Stored items from a collection:
++++++++++++++++++++

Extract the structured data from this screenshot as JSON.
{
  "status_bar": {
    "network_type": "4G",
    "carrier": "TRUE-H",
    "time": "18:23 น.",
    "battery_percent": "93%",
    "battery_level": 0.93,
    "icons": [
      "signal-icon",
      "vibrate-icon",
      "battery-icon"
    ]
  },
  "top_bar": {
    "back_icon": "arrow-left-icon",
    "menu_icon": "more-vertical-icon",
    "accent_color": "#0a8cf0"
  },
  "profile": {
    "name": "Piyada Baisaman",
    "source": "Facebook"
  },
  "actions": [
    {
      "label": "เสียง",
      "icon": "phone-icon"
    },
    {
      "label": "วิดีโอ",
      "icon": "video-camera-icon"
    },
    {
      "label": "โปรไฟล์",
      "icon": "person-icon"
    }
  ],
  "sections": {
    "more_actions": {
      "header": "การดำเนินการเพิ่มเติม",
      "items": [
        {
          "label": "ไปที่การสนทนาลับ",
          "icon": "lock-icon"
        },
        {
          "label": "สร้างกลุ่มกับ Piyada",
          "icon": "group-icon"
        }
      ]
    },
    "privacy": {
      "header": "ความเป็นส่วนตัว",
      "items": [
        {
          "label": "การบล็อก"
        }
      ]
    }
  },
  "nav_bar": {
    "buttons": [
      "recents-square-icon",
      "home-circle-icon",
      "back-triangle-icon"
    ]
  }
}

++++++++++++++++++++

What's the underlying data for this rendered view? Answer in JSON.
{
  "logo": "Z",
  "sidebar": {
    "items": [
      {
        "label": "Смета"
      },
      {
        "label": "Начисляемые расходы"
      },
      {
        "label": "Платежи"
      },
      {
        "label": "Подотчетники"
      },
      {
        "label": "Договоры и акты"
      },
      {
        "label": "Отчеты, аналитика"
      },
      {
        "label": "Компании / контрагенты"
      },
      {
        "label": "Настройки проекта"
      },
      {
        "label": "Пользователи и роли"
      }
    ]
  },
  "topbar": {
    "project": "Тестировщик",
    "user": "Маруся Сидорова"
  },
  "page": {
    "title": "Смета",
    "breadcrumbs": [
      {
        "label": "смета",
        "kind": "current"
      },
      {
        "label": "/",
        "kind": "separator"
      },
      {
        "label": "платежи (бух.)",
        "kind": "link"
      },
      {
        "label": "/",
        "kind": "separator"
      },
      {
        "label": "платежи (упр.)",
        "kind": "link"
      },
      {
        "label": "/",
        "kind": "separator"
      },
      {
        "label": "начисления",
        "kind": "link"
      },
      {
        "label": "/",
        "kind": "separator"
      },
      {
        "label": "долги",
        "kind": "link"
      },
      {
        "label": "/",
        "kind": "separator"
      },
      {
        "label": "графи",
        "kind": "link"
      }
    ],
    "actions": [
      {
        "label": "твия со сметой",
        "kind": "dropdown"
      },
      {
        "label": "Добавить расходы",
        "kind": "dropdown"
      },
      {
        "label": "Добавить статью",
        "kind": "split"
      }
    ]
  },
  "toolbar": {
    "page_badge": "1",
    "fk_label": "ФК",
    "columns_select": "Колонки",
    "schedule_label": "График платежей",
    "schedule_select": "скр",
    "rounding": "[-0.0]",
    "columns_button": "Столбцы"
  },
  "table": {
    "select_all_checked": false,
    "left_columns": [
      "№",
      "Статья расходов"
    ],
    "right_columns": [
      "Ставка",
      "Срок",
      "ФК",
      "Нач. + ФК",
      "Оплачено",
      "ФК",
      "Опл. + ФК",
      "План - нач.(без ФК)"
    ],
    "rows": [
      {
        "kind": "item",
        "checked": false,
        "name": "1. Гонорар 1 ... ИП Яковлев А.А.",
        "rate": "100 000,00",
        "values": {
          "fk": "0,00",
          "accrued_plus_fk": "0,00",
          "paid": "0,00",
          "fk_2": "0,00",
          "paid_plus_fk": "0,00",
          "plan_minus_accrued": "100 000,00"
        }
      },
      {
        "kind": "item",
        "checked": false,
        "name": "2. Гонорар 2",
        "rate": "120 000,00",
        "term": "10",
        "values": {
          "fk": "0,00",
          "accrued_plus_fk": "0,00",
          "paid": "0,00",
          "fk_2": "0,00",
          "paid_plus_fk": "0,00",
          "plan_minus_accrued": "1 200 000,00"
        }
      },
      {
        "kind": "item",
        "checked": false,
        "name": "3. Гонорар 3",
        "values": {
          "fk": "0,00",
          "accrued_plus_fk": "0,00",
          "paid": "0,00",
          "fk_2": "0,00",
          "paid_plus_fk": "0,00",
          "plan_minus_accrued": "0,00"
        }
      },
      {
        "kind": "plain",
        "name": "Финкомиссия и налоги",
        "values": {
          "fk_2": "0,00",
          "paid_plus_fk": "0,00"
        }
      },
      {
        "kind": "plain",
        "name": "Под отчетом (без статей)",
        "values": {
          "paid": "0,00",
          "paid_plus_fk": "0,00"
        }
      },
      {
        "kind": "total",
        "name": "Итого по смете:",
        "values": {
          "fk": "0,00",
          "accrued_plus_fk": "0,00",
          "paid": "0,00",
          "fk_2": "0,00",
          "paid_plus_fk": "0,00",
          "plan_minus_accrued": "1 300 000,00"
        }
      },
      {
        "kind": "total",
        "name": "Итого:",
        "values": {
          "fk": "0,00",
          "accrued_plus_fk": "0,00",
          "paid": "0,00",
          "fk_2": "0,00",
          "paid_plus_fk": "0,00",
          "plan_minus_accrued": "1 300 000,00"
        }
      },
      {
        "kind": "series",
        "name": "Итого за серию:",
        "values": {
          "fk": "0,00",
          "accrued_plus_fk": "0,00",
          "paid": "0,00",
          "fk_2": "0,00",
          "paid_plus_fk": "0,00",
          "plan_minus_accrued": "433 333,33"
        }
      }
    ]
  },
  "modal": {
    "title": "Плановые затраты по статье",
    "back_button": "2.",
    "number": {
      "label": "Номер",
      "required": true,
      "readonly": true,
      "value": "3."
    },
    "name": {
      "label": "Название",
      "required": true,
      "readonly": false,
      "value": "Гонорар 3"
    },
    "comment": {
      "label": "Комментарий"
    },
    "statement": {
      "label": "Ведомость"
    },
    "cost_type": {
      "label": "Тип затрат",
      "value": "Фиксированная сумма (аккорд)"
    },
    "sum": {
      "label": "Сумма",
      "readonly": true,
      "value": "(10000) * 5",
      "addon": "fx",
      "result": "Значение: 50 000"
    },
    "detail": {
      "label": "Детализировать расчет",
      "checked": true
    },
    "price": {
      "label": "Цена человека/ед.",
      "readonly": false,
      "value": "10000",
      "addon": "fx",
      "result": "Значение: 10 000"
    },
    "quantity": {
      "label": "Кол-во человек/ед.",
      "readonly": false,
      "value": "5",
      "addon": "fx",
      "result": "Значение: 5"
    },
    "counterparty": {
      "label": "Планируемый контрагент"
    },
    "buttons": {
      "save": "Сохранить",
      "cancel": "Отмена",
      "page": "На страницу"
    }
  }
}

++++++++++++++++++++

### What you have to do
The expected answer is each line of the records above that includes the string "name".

### Response box
    "name": "Piyada Baisaman",
        "name": "1. Гонорар 1 ... ИП Яковлев А.А.",
        "name": "2. Гонорар 2",
        "name": "3. Гонорар 3",
        "name": "Финкомиссия и налоги",
        "name": "Под отчетом (без статей)",
        "name": "Итого по смете:",
        "name": "Итого:",
        "name": "Итого за серию:",
    "name": {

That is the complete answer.